- ENTRIES SUPPLIED
+ + + + + + +

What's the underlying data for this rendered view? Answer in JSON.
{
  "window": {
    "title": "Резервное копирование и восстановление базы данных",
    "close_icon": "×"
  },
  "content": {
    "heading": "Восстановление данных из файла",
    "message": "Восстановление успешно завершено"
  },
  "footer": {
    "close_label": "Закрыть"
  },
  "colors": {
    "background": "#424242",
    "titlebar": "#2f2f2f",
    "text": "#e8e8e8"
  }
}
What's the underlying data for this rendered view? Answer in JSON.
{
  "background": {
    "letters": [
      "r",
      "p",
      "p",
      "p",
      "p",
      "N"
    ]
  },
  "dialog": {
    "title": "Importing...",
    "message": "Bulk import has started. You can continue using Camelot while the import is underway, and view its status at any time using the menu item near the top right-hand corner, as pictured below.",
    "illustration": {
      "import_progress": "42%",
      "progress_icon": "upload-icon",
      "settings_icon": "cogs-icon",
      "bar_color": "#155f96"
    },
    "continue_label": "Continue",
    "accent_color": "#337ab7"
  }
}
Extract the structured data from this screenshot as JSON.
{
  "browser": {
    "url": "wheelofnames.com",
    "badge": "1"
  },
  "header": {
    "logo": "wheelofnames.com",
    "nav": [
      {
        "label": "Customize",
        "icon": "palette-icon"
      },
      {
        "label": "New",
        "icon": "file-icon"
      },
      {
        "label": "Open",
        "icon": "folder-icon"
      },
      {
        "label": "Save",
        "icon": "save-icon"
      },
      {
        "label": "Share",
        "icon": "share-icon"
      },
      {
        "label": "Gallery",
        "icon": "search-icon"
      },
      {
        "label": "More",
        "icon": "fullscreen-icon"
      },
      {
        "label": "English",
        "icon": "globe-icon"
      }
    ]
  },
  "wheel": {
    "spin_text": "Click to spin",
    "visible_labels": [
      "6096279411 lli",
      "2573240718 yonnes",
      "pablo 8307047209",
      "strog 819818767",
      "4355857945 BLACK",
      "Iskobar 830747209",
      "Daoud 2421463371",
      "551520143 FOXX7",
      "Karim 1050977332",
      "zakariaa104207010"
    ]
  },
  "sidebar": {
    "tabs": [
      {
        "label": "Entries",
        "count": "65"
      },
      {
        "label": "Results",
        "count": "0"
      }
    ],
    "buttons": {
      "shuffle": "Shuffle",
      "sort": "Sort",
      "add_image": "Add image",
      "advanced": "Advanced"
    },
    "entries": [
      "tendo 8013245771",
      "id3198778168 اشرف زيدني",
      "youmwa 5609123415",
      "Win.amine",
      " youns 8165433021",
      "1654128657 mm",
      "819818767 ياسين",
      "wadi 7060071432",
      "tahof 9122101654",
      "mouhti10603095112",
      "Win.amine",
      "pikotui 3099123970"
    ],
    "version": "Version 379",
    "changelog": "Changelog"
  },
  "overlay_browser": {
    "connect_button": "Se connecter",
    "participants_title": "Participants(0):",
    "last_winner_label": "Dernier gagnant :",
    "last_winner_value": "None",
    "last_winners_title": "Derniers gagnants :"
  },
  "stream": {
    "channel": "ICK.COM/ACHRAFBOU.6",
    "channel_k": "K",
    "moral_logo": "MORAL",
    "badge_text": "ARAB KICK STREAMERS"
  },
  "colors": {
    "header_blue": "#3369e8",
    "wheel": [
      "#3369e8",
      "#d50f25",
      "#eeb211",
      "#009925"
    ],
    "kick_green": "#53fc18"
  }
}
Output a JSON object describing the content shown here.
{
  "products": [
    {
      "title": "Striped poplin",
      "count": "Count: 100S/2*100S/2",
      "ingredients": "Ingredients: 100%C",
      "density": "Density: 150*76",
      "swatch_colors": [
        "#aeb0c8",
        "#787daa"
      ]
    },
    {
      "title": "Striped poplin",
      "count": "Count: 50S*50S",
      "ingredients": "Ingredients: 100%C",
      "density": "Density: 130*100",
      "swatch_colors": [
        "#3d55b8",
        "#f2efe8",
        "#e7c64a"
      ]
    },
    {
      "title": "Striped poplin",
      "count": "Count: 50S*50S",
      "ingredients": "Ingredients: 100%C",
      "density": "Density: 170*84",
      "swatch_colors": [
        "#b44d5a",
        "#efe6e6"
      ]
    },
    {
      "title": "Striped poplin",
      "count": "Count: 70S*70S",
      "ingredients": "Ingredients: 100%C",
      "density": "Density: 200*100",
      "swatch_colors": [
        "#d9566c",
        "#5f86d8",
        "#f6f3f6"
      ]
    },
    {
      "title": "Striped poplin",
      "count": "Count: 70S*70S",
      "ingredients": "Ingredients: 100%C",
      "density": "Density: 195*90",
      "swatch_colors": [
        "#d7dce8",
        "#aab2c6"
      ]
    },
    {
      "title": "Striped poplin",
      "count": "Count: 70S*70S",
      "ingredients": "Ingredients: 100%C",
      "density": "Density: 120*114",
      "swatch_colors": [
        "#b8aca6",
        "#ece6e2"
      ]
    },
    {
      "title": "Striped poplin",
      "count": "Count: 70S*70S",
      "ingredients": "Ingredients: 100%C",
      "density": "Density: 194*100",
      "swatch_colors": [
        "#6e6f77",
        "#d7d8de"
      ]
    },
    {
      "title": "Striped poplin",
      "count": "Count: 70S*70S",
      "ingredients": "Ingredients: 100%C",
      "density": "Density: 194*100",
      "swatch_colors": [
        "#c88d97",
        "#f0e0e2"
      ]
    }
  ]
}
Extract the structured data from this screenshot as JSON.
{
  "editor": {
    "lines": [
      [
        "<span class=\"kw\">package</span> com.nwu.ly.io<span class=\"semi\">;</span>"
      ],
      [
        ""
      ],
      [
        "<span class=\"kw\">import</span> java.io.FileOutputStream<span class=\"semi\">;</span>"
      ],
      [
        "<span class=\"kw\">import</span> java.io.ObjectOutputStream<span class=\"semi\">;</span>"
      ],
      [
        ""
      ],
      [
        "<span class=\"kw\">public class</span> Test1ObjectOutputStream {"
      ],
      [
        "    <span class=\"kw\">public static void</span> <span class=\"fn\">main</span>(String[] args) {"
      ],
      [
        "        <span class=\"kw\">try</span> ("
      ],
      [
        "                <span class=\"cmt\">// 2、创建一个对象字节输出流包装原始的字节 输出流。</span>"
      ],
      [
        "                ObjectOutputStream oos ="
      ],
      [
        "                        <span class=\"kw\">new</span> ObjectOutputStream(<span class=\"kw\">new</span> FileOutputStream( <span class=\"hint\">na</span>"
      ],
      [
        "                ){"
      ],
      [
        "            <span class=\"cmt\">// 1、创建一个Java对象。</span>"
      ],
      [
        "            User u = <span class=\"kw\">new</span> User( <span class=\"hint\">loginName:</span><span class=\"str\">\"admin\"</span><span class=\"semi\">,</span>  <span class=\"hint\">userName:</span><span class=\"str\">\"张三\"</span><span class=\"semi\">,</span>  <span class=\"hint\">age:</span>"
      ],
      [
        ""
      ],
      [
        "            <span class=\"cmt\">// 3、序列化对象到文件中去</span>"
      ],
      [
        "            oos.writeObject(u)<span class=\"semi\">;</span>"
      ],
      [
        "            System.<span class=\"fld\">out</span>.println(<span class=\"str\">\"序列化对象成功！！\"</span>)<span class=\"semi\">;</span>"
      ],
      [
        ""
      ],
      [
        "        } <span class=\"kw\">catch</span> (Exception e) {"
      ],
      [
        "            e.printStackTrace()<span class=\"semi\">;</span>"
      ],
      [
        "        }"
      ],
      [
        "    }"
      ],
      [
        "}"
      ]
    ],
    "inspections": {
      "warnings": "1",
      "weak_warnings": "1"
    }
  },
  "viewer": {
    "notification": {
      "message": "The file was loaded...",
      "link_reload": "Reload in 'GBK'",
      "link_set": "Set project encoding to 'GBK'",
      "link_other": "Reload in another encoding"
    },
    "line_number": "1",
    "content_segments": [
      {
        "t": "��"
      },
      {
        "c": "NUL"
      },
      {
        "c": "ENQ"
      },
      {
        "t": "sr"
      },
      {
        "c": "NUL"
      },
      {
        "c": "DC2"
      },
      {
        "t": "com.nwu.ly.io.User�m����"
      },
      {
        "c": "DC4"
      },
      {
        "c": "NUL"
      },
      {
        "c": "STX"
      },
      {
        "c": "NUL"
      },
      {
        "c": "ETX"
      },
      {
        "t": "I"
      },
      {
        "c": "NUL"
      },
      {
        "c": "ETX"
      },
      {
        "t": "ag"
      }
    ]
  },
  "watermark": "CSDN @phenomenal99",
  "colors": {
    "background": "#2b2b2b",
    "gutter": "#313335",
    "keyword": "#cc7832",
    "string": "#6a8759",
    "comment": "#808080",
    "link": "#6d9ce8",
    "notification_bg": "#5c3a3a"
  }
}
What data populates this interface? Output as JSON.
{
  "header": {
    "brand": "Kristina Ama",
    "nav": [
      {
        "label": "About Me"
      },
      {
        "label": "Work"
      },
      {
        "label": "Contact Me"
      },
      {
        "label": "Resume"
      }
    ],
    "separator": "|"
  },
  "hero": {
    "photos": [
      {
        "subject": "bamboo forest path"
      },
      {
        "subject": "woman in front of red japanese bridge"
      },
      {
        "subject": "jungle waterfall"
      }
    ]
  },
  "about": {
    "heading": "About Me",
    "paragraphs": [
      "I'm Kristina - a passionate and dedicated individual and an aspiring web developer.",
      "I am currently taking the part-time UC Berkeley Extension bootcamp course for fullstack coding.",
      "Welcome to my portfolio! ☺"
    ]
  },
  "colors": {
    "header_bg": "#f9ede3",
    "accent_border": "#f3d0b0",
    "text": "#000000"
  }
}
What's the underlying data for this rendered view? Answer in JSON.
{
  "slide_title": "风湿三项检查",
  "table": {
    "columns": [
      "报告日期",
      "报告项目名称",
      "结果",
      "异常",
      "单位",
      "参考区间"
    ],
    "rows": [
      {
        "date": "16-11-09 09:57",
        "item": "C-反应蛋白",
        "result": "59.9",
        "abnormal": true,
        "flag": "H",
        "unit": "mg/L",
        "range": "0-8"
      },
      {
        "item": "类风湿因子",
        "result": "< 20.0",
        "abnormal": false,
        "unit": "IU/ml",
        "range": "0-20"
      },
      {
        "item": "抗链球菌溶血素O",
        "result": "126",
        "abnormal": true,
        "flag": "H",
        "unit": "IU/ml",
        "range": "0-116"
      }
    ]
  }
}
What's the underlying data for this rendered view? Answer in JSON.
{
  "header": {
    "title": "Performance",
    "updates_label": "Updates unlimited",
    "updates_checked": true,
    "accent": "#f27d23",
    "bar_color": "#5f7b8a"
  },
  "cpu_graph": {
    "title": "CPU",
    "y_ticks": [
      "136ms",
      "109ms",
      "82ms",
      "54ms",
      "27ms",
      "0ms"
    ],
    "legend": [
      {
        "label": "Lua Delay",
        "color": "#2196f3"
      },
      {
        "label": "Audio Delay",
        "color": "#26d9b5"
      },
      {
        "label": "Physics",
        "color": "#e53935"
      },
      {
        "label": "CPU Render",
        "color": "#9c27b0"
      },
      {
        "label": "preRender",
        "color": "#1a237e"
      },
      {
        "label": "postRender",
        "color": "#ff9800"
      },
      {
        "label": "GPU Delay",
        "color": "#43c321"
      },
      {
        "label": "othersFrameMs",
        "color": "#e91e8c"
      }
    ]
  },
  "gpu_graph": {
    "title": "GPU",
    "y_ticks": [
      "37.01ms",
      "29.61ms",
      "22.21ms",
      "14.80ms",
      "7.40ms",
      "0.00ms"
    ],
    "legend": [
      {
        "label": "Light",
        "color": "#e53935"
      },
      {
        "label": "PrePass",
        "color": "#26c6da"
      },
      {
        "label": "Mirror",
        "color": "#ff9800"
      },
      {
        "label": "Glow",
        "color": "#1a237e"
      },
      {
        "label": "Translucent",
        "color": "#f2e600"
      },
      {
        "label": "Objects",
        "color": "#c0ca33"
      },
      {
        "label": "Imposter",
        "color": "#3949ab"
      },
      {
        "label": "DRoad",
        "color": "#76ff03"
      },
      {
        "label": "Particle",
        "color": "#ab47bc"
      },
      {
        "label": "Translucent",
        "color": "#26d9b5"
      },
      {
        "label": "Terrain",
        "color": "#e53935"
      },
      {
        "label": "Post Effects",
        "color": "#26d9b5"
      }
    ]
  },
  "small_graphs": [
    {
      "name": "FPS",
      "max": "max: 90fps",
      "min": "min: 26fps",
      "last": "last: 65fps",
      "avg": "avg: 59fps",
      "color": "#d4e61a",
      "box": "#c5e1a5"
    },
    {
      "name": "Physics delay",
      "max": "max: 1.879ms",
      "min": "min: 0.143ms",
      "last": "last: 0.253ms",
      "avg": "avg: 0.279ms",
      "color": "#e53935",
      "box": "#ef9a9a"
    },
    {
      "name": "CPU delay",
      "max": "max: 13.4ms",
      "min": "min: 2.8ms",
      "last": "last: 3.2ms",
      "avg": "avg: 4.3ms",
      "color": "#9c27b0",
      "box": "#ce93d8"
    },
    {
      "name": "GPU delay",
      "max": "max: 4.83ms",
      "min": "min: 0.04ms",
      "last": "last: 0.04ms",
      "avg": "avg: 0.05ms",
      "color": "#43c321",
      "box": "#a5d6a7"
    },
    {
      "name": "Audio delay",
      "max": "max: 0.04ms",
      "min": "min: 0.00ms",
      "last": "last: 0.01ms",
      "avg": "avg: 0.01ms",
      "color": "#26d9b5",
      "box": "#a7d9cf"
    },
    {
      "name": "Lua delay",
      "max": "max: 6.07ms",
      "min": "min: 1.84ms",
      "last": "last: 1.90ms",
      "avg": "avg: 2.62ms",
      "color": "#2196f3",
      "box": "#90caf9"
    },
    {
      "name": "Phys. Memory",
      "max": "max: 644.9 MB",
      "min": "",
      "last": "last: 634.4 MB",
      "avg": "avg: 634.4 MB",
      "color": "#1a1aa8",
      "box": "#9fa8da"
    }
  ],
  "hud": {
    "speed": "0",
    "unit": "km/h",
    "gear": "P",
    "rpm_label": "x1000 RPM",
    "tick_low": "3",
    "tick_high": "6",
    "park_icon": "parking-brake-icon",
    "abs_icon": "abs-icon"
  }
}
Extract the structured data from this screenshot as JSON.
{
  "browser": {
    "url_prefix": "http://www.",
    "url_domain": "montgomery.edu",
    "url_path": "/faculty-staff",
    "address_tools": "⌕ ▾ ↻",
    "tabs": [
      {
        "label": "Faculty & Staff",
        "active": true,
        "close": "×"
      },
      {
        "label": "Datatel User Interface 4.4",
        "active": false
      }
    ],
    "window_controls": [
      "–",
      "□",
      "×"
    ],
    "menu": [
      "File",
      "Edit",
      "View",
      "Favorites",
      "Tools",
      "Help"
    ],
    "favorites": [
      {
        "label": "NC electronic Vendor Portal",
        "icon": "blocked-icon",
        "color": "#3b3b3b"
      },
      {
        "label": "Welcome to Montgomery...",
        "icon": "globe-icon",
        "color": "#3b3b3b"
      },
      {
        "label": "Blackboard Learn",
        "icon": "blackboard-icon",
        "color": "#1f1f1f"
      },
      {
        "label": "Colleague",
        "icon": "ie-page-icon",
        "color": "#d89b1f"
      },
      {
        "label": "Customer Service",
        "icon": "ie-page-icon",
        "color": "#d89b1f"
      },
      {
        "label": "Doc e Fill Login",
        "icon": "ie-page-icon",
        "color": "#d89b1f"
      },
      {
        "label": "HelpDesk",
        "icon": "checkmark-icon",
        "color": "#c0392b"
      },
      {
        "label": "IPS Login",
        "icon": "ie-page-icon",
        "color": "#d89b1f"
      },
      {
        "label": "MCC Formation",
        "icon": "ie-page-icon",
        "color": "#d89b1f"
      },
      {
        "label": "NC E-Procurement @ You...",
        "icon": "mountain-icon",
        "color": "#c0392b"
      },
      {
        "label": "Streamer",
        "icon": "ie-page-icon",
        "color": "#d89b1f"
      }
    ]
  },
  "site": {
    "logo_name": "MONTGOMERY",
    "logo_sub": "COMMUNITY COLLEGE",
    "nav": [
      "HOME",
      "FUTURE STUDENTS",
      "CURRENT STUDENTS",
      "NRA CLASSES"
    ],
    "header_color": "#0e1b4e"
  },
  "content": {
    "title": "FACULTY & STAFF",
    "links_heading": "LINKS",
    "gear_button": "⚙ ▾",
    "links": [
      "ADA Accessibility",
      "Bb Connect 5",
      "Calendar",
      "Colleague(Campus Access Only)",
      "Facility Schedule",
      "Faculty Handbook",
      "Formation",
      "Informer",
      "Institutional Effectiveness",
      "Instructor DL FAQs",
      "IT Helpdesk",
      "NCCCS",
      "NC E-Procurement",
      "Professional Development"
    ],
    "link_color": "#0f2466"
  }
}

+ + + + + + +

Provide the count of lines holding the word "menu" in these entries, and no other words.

- SOLUTION TO THIS PROBLEM
2